The U.S Department of Health and Human Services' Office of Inspector General (OIG) on Jan. 3 issued an advisory opinion and decided not to penalize a small, rural, critical access hospital in a medically underserved area for receiving written reports without charge from the radiology group practice that holds an exclusive contract at the hospital.
The ACR believes the OIG’s Advisory Opinion 07-19 could have a dramatic impact on hospital-based radiologists and their practices across the United States.
The hospital certified the facts to the OIG: Via teleradiology, the hospital sends digital images of hospital patients to the contracted radiology group to interpret.
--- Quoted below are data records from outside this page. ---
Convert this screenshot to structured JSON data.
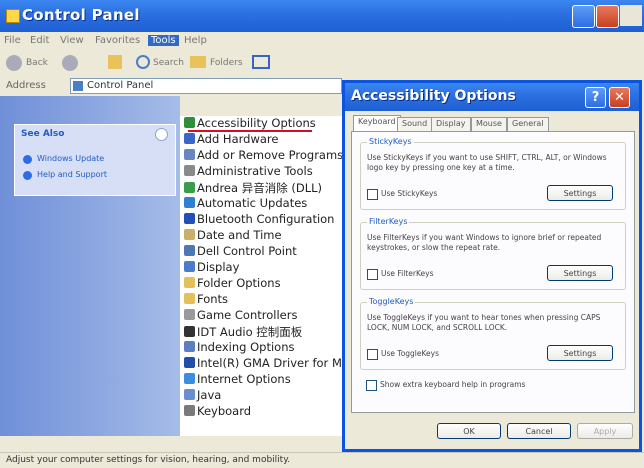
{
  "window": {
    "title": "Control Panel"
  },
  "menu": [
    "File",
    "Edit",
    "View",
    "Favorites",
    "Tools",
    "Help"
  ],
  "toolbar": {
    "back_label": "Back",
    "search_label": "Search",
    "folders_label": "Folders"
  },
  "address": {
    "label": "Address",
    "value": "Control Panel"
  },
  "sidebar": {
    "see_also_title": "See Also",
    "items": [
      "Windows Update",
      "Help and Support"
    ]
  },
  "items": [
    "Accessibility Options",
    "Add Hardware",
    "Add or Remove Programs",
    "Administrative Tools",
    "Andrea 异音消除 (DLL)",
    "Automatic Updates",
    "Bluetooth Configuration",
    "Date and Time",
    "Dell Control Point",
    "Display",
    "Folder Options",
    "Fonts",
    "Game Controllers",
    "IDT Audio 控制面板",
    "Indexing Options",
    "Intel(R) GMA Driver for M",
    "Internet Options",
    "Java",
    "Keyboard"
  ],
  "status": {
    "text": "Adjust your computer settings for vision, hearing, and mobility."
  },
  "dialog": {
    "title": "Accessibility Options",
    "help_glyph": "?",
    "close_glyph": "✕",
    "tabs": [
      "Keyboard",
      "Sound",
      "Display",
      "Mouse",
      "General"
    ],
    "sticky": {
      "title": "StickyKeys",
      "desc": "Use StickyKeys if you want to use SHIFT, CTRL, ALT, or Windows logo key by pressing one key at a time.",
      "checkbox": "Use StickyKeys",
      "button": "Settings"
    },
    "filter": {
      "title": "FilterKeys",
      "desc": "Use FilterKeys if you want Windows to ignore brief or repeated keystrokes, or slow the repeat rate.",
      "checkbox": "Use FilterKeys",
      "button": "Settings"
    },
    "toggle": {
      "title": "ToggleKeys",
      "desc": "Use ToggleKeys if you want to hear tones when pressing CAPS LOCK, NUM LOCK, and SCROLL LOCK.",
      "checkbox": "Use ToggleKeys",
      "button": "Settings"
    },
    "extra_checkbox": "Show extra keyboard help in programs",
    "ok_label": "OK",
    "cancel_label": "Cancel",
    "apply_label": "Apply"
  },
  "colors": {
    "titlebar": "#2b6fe0",
    "highlight_line": "#d0102a"
  }
}
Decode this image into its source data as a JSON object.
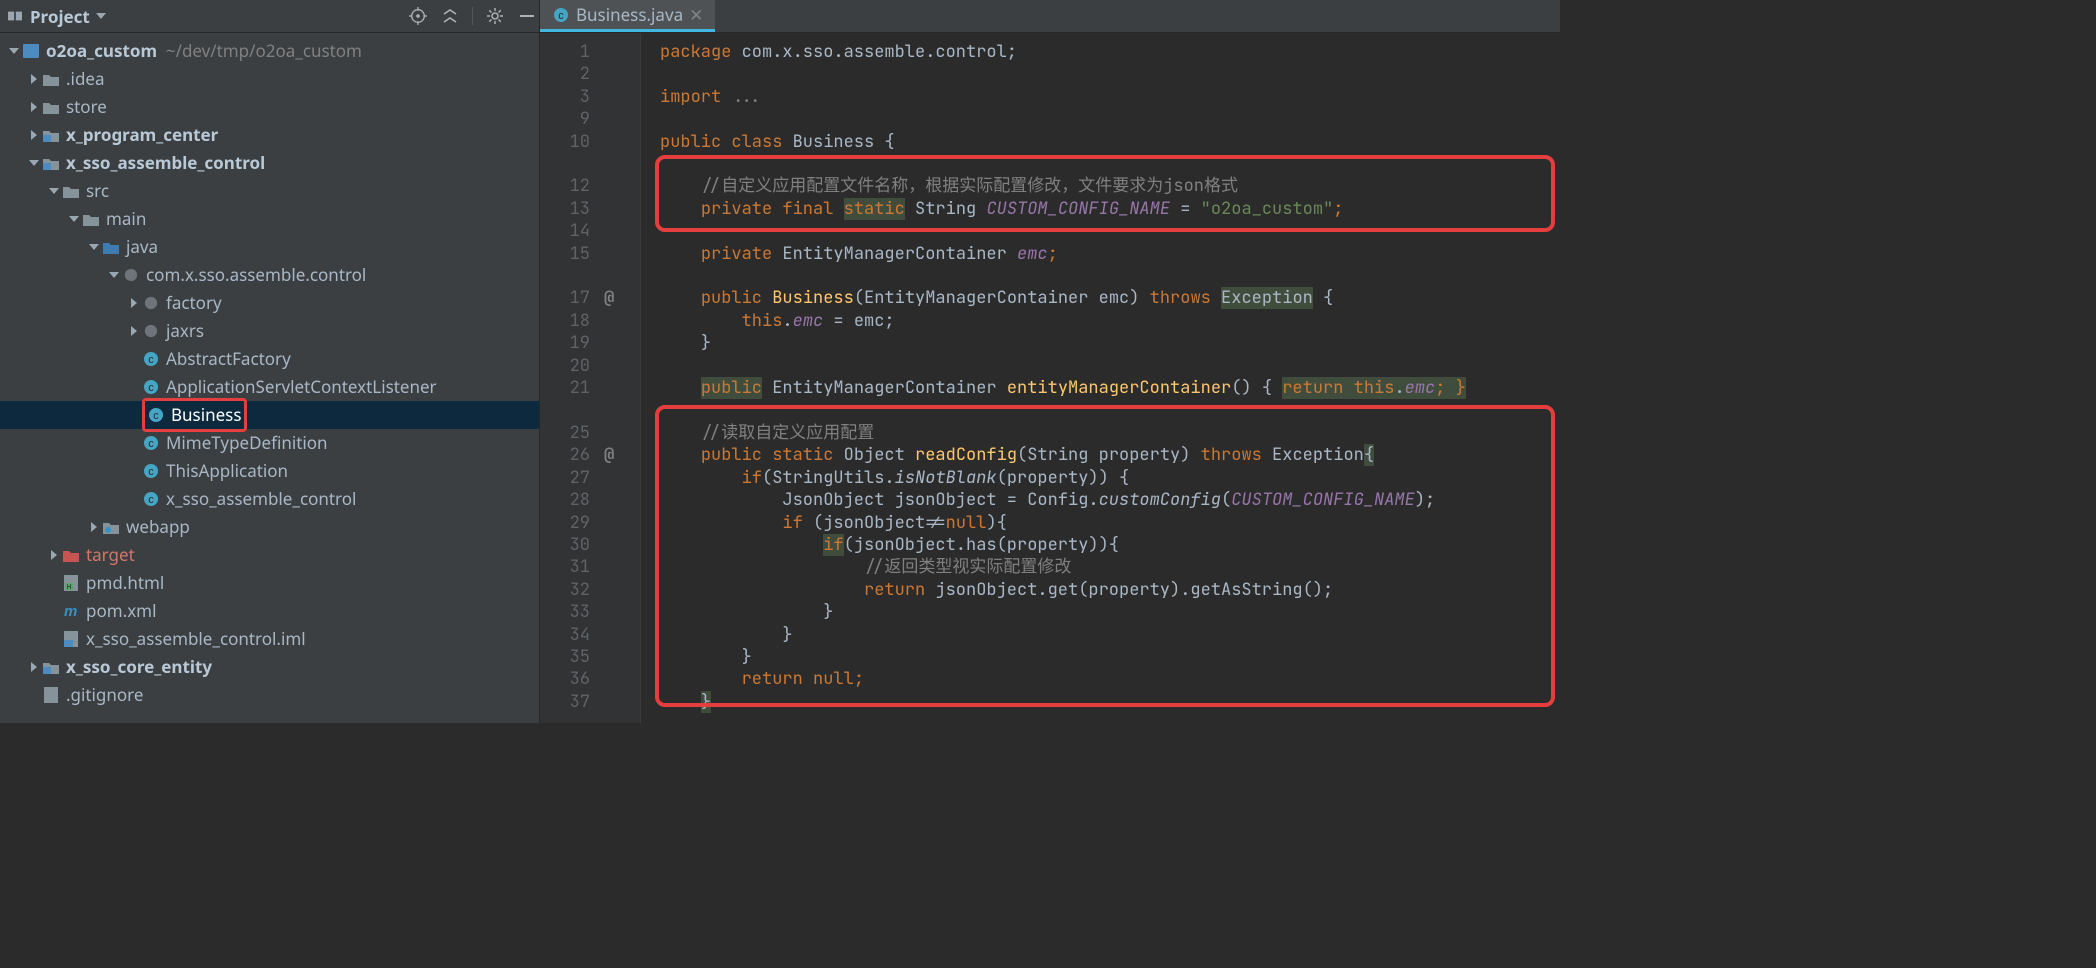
{
  "sidebar": {
    "title": "Project",
    "root_label": "o2oa_custom",
    "root_path": "~/dev/tmp/o2oa_custom",
    "items": {
      "idea": ".idea",
      "store": "store",
      "xpc": "x_program_center",
      "xsac": "x_sso_assemble_control",
      "src": "src",
      "main": "main",
      "java": "java",
      "pkg": "com.x.sso.assemble.control",
      "factory": "factory",
      "jaxrs": "jaxrs",
      "abstractfactory": "AbstractFactory",
      "appservlet": "ApplicationServletContextListener",
      "business": "Business",
      "mimetype": "MimeTypeDefinition",
      "thisapp": "ThisApplication",
      "xsac_class": "x_sso_assemble_control",
      "webapp": "webapp",
      "target": "target",
      "pmd": "pmd.html",
      "pom": "pom.xml",
      "iml": "x_sso_assemble_control.iml",
      "xsce": "x_sso_core_entity",
      "gitignore": ".gitignore"
    }
  },
  "tab": {
    "label": "Business.java"
  },
  "gutter_lines": [
    "1",
    "2",
    "3",
    "9",
    "10",
    "",
    "12",
    "13",
    "14",
    "15",
    "",
    "17",
    "18",
    "19",
    "20",
    "21",
    "",
    "25",
    "26",
    "27",
    "28",
    "29",
    "30",
    "31",
    "32",
    "33",
    "34",
    "35",
    "36",
    "37"
  ],
  "code": {
    "l1_a": "package",
    "l1_b": " com.x.sso.assemble.control;",
    "l3_a": "import",
    "l3_b": " ...",
    "l5_a": "public class",
    "l5_b": " Business {",
    "l7": "//自定义应用配置文件名称，根据实际配置修改，文件要求为json格式",
    "l8_a": "private final ",
    "l8_b": "static",
    "l8_c": " String ",
    "l8_d": "CUSTOM_CONFIG_NAME",
    "l8_e": " = ",
    "l8_f": "\"o2oa_custom\"",
    "l8_g": ";",
    "l10_a": "private",
    "l10_b": " EntityManagerContainer ",
    "l10_c": "emc",
    "l10_d": ";",
    "l12_a": "public ",
    "l12_b": "Business",
    "l12_c": "(EntityManagerContainer emc) ",
    "l12_d": "throws ",
    "l12_e": "Exception",
    "l12_f": " {",
    "l13_a": "this",
    "l13_b": ".",
    "l13_c": "emc",
    "l13_d": " = emc;",
    "l14": "}",
    "l16_a": "public",
    "l16_b": " EntityManagerContainer ",
    "l16_c": "entityManagerContainer",
    "l16_d": "() { ",
    "l16_e": "return ",
    "l16_f": "this",
    "l16_g": ".",
    "l16_h": "emc",
    "l16_i": "; }",
    "l18": "//读取自定义应用配置",
    "l19_a": "public static",
    "l19_b": " Object ",
    "l19_c": "readConfig",
    "l19_d": "(String property) ",
    "l19_e": "throws",
    "l19_f": " Exception",
    "l19_g": "{",
    "l20_a": "if",
    "l20_b": "(StringUtils.",
    "l20_c": "isNotBlank",
    "l20_d": "(property)) {",
    "l21_a": "JsonObject jsonObject = Config.",
    "l21_b": "customConfig",
    "l21_c": "(",
    "l21_d": "CUSTOM_CONFIG_NAME",
    "l21_e": ");",
    "l22_a": "if ",
    "l22_b": "(jsonObject!=",
    "l22_c": "null",
    "l22_d": "){",
    "l23_a": "if",
    "l23_b": "(jsonObject.has(property)){",
    "l24": "//返回类型视实际配置修改",
    "l25_a": "return",
    "l25_b": " jsonObject.get(property).getAsString();",
    "l26": "}",
    "l27": "}",
    "l28": "}",
    "l29_a": "return ",
    "l29_b": "null",
    "l29_c": ";",
    "l30": "}"
  }
}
The group interprets the images, prepares a written report and bills third-party payors, including Medicare and Medicaid, for its services.
Under the arrangement with the hospital, the radiology group puts its reports in a patient’s medical record that the hospital maintains, without charge to the hospital. The hospital disclosed to the OIG that the radiologists had requested a per-report payment. The OIG did not approach that issue in their Advisory Opinon.
Instead, the hospital wanted to know whether it risked being excluded from participating in Medicare and/or incurring anti-kickback civil penalties by accepting free written reports from the radiology group in exchange for referring federal-pay patients to the group through the exclusive contract.
In the Advisory Opinion, the OIG noted that the arrangement could implicate the kickback law because hospital-based radiologists and hospitals exchange something of value: written reports and patient referrals. However, the OIG concluded that because an arrangement has potential for anti-kickback liability, it does not translate into targeting it for sanctions. The OIG stated that Medicare payment rules do not obligate the hospital to incur the costs of preparing a written report of radiology services rendered to its patients.
According to the OIG, the group properly assumed the cost of preparing, or dictating and transcribing, reports. The OIG stated that preparing reports is encompassed within the covered Medicare Part B professional service, and had the hospital reimbursed the radiology group for such costs, the group would have received “double payment” for the same costs — from the hospital and from Medicare. Thus, OIG found that the hospital did not receive any illegal “remuneration” that would violate the anti-kickback statute.
The OIG also identified the radiologists’ exclusive contract as another reason for not penalizing the arrangement. The OIG concluded that giving the hospital free radiology reports “appears to be a reasonable and limited service” directly related to the group’s exclusive deal with the hospital. The ACR said that statement could have strong implications for hospital-based radiology practices.